ACTION ITEM — Each entry, in full: copy it out exactly.
(RECORDS PROVIDED Opens)
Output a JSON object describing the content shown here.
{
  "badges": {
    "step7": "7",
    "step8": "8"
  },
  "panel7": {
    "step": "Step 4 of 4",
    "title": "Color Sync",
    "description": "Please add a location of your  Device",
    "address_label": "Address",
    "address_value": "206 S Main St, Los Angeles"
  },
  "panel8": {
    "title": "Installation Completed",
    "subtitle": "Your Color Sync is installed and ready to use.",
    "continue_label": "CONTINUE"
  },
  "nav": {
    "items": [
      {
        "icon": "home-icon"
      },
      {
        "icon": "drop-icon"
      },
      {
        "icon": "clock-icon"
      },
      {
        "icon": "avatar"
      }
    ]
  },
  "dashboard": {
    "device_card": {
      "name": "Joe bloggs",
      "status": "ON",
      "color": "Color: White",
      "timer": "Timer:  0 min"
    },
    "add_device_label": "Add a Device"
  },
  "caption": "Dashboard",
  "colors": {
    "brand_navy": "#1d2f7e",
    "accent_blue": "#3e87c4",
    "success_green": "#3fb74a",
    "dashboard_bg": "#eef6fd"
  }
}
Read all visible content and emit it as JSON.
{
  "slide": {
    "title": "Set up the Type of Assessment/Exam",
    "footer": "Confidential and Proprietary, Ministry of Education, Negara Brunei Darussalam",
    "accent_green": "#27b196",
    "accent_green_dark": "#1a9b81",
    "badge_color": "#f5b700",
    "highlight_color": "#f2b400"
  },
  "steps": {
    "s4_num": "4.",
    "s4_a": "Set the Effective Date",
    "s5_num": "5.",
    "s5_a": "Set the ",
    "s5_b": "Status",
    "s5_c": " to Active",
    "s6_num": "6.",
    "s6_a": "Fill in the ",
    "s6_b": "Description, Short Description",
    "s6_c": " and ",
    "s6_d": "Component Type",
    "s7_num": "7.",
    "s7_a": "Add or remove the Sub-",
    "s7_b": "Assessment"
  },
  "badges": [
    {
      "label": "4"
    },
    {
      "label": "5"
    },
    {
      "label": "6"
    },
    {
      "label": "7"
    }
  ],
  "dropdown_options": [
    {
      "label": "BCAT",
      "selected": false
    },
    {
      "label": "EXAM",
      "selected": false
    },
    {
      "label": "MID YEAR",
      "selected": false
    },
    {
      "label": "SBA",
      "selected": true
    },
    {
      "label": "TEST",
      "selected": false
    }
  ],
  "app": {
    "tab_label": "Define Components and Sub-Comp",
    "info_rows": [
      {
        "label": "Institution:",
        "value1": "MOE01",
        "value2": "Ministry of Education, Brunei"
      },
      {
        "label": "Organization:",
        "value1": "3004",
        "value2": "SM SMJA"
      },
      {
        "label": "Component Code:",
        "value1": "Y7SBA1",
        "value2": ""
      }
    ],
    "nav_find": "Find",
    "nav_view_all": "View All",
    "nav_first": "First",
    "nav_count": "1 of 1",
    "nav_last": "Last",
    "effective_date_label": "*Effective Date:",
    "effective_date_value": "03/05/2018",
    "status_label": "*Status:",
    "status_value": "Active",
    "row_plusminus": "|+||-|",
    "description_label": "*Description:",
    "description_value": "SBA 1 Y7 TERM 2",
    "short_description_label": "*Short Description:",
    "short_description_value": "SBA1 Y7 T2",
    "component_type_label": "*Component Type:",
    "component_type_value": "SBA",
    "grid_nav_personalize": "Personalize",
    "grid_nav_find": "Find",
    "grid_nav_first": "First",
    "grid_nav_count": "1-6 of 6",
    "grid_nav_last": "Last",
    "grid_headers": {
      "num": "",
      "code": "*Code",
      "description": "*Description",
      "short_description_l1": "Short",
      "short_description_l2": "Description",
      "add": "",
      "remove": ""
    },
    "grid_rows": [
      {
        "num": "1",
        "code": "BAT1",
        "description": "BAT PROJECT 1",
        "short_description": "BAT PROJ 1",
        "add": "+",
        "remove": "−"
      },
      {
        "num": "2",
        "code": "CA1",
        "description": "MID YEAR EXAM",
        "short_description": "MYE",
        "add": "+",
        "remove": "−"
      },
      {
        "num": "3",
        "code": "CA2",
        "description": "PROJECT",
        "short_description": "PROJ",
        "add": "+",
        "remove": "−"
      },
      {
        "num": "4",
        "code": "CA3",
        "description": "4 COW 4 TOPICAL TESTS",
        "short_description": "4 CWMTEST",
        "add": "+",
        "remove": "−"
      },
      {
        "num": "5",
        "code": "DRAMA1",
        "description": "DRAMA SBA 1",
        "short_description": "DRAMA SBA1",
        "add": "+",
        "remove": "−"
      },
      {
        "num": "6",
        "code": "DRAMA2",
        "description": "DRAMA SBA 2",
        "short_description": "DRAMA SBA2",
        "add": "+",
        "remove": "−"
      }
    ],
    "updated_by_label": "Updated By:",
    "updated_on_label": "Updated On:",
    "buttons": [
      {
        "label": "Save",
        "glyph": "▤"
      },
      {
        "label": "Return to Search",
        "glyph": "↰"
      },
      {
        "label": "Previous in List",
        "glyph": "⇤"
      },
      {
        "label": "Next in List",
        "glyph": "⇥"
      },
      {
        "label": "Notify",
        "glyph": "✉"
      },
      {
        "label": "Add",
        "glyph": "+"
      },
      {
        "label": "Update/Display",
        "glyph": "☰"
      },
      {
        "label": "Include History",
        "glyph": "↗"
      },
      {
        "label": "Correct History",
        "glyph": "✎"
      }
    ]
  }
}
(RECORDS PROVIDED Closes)
WRITTEN RESPONSE —
Output a JSON object describing the content shown here.
{
  "badges": {
    "step7": "7",
    "step8": "8"
  },
  "panel7": {
    "step": "Step 4 of 4",
    "title": "Color Sync",
    "description": "Please add a location of your  Device",
    "address_label": "Address",
    "address_value": "206 S Main St, Los Angeles"
  },
  "panel8": {
    "title": "Installation Completed",
    "subtitle": "Your Color Sync is installed and ready to use.",
    "continue_label": "CONTINUE"
  },
  "nav": {
    "items": [
      {
        "icon": "home-icon"
      },
      {
        "icon": "drop-icon"
      },
      {
        "icon": "clock-icon"
      },
      {
        "icon": "avatar"
      }
    ]
  },
  "dashboard": {
    "device_card": {
      "name": "Joe bloggs",
      "status": "ON",
      "color": "Color: White",
      "timer": "Timer:  0 min"
    },
    "add_device_label": "Add a Device"
  },
  "caption": "Dashboard",
  "colors": {
    "brand_navy": "#1d2f7e",
    "accent_blue": "#3e87c4",
    "success_green": "#3fb74a",
    "dashboard_bg": "#eef6fd"
  }
}
Read all visible content and emit it as JSON.
{
  "slide": {
    "title": "Set up the Type of Assessment/Exam",
    "footer": "Confidential and Proprietary, Ministry of Education, Negara Brunei Darussalam",
    "accent_green": "#27b196",
    "accent_green_dark": "#1a9b81",
    "badge_color": "#f5b700",
    "highlight_color": "#f2b400"
  },
  "steps": {
    "s4_num": "4.",
    "s4_a": "Set the Effective Date",
    "s5_num": "5.",
    "s5_a": "Set the ",
    "s5_b": "Status",
    "s5_c": " to Active",
    "s6_num": "6.",
    "s6_a": "Fill in the ",
    "s6_b": "Description, Short Description",
    "s6_c": " and ",
    "s6_d": "Component Type",
    "s7_num": "7.",
    "s7_a": "Add or remove the Sub-",
    "s7_b": "Assessment"
  },
  "badges": [
    {
      "label": "4"
    },
    {
      "label": "5"
    },
    {
      "label": "6"
    },
    {
      "label": "7"
    }
  ],
  "dropdown_options": [
    {
      "label": "BCAT",
      "selected": false
    },
    {
      "label": "EXAM",
      "selected": false
    },
    {
      "label": "MID YEAR",
      "selected": false
    },
    {
      "label": "SBA",
      "selected": true
    },
    {
      "label": "TEST",
      "selected": false
    }
  ],
  "app": {
    "tab_label": "Define Components and Sub-Comp",
    "info_rows": [
      {
        "label": "Institution:",
        "value1": "MOE01",
        "value2": "Ministry of Education, Brunei"
      },
      {
        "label": "Organization:",
        "value1": "3004",
        "value2": "SM SMJA"
      },
      {
        "label": "Component Code:",
        "value1": "Y7SBA1",
        "value2": ""
      }
    ],
    "nav_find": "Find",
    "nav_view_all": "View All",
    "nav_first": "First",
    "nav_count": "1 of 1",
    "nav_last": "Last",
    "effective_date_label": "*Effective Date:",
    "effective_date_value": "03/05/2018",
    "status_label": "*Status:",
    "status_value": "Active",
    "row_plusminus": "|+||-|",
    "description_label": "*Description:",
    "description_value": "SBA 1 Y7 TERM 2",
    "short_description_label": "*Short Description:",
    "short_description_value": "SBA1 Y7 T2",
    "component_type_label": "*Component Type:",
    "component_type_value": "SBA",
    "grid_nav_personalize": "Personalize",
    "grid_nav_find": "Find",
    "grid_nav_first": "First",
    "grid_nav_count": "1-6 of 6",
    "grid_nav_last": "Last",
    "grid_headers": {
      "num": "",
      "code": "*Code",
      "description": "*Description",
      "short_description_l1": "Short",
      "short_description_l2": "Description",
      "add": "",
      "remove": ""
    },
    "grid_rows": [
      {
        "num": "1",
        "code": "BAT1",
        "description": "BAT PROJECT 1",
        "short_description": "BAT PROJ 1",
        "add": "+",
        "remove": "−"
      },
      {
        "num": "2",
        "code": "CA1",
        "description": "MID YEAR EXAM",
        "short_description": "MYE",
        "add": "+",
        "remove": "−"
      },
      {
        "num": "3",
        "code": "CA2",
        "description": "PROJECT",
        "short_description": "PROJ",
        "add": "+",
        "remove": "−"
      },
      {
        "num": "4",
        "code": "CA3",
        "description": "4 COW 4 TOPICAL TESTS",
        "short_description": "4 CWMTEST",
        "add": "+",
        "remove": "−"
      },
      {
        "num": "5",
        "code": "DRAMA1",
        "description": "DRAMA SBA 1",
        "short_description": "DRAMA SBA1",
        "add": "+",
        "remove": "−"
      },
      {
        "num": "6",
        "code": "DRAMA2",
        "description": "DRAMA SBA 2",
        "short_description": "DRAMA SBA2",
        "add": "+",
        "remove": "−"
      }
    ],
    "updated_by_label": "Updated By:",
    "updated_on_label": "Updated On:",
    "buttons": [
      {
        "label": "Save",
        "glyph": "▤"
      },
      {
        "label": "Return to Search",
        "glyph": "↰"
      },
      {
        "label": "Previous in List",
        "glyph": "⇤"
      },
      {
        "label": "Next in List",
        "glyph": "⇥"
      },
      {
        "label": "Notify",
        "glyph": "✉"
      },
      {
        "label": "Add",
        "glyph": "+"
      },
      {
        "label": "Update/Display",
        "glyph": "☰"
      },
      {
        "label": "Include History",
        "glyph": "↗"
      },
      {
        "label": "Correct History",
        "glyph": "✎"
      }
    ]
  }
}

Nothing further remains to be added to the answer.